- The video shows the performance of the a Hand-Arm system while coordinating to reach and grasp objects of different shapes. The Arm is a 7-DOF redundant system while the hand is a 4-fingered 12-DOF hand. The reach-to-grasp task is carried out using my newly developed control law as described here. The simulation is carried out using RoboticsLab Software.
- The video shows the performance of the same 7-DOF Robot Arm in executing human-like reaching motion with compliance. It exhibits quasi-straight line trajectory of the end-effector and a symmetric bell-shaped velocity profile.
- The video shows the performance of a 7-DOF redundant robot-arm system in maintaining the end-effector position while external disturbances (force correspond to red lines in video: force applied using mouse) perturb the robot's motion.
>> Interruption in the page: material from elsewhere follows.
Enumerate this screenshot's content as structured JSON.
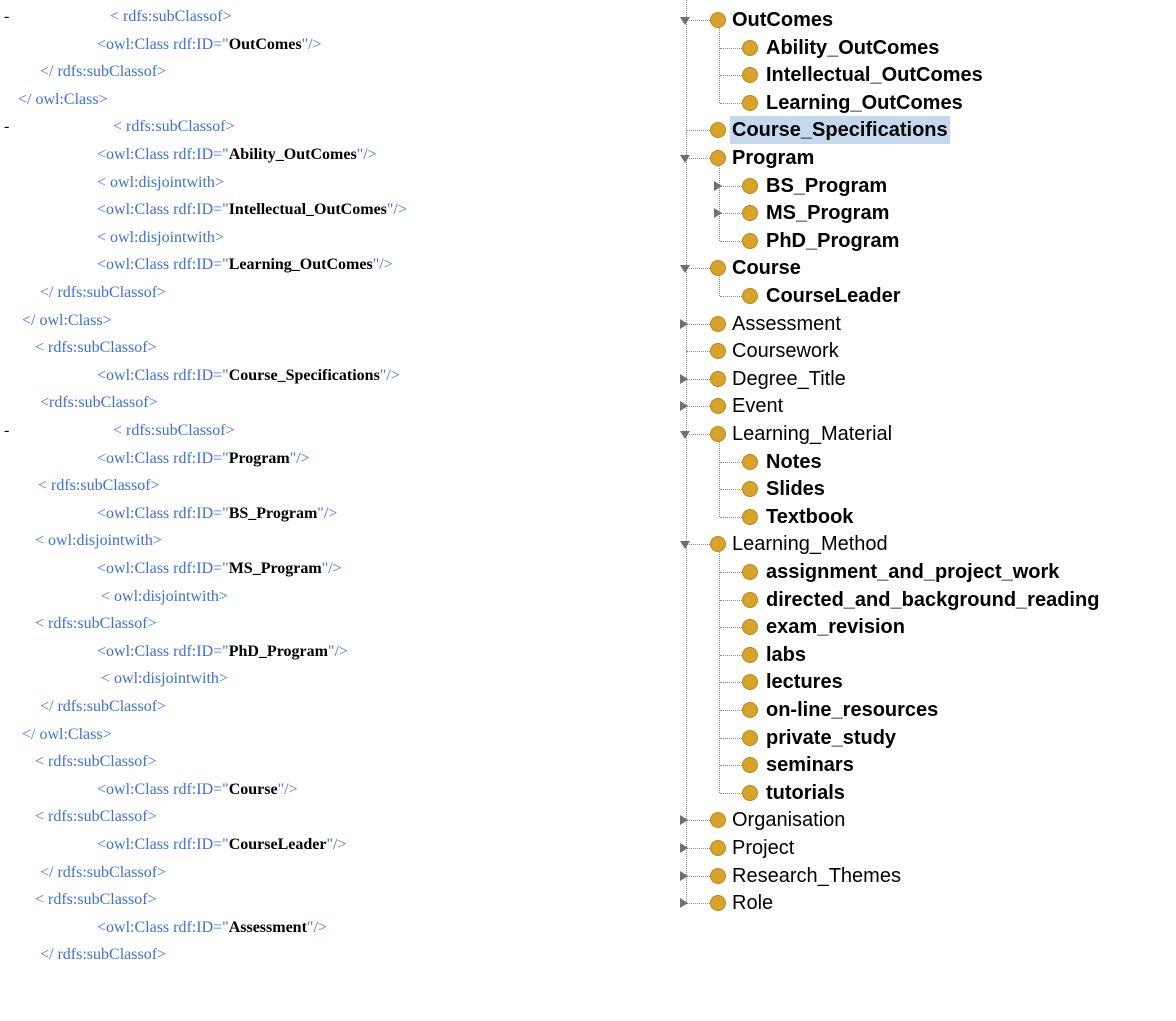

I implemented a Task-Space Disturbance Observer to analyze its effect on the Null-Space Motion of the 7-DOF Robot Arm.
- The video shows the system characterization of a 7-DOF Robot Arm in KIST, South-Korea. The performance of the arm is compared between cases without compensation and with friction and gravity compensation using my method.
6. Analysis of Stability and Performance of Telesurgical Systems
Telerobotic surgical systems, although researched quite extensively, still have stability and performance issues. This is mainly because little consideration has been given to the effect of hardware or environment characteristics as well as practical surgical constraints in previous stability and performance analyses. This work focuses on the stability aspect in greater depth by considering the effect of surgical soft-tissue environments and the damping of the master device and hence, employs passivity approach which relates the haptic device damping with the environment characteristics. There have been a few models proposed to describe the visco-elastic behavior of soft tissues, including the popular Maxwell and Voigt models. Choosing a best soft-tissue model is still unresolved. This research provides passivity analysis of teleoperation of soft tissues, based on the Kelvin model that can overcome the disadvantages of the Maxwell or Voigt models. The passivity analysis results in new criterion for design of the haptic interface as well as the control. The effect of discretization method on the passivity criteria is also discussed. Simulation results show that this newly developed criterion increases the domain of environments that can be passively interacted by the haptic master. This newly developed criterion is, therefore, a less conservative criteria than that developed based on the popular Voigt environment model, which signifies that less device damping is required to maintain the passivity of the teleoperation system which would in turn increase its performance.
Another important issue in the performance of telesurgical systems is the practical constraint of force feedback because it is difficult to use force sensors in surgical environments. This is because of the inherent noise, and limitations in the sensor-deployable place and space. A scheme to replace the direct use of force sensors in the slave side may alleviate this problem. This work, hence, develops a method for environment force estimation using the concept of disturbance observer. Simulation results show efficacy of the proposed method. The slave device successfully tracks the position of the master device, and the estimation error quickly becomes negligible. The experimental results validate the theory and simulation outcome.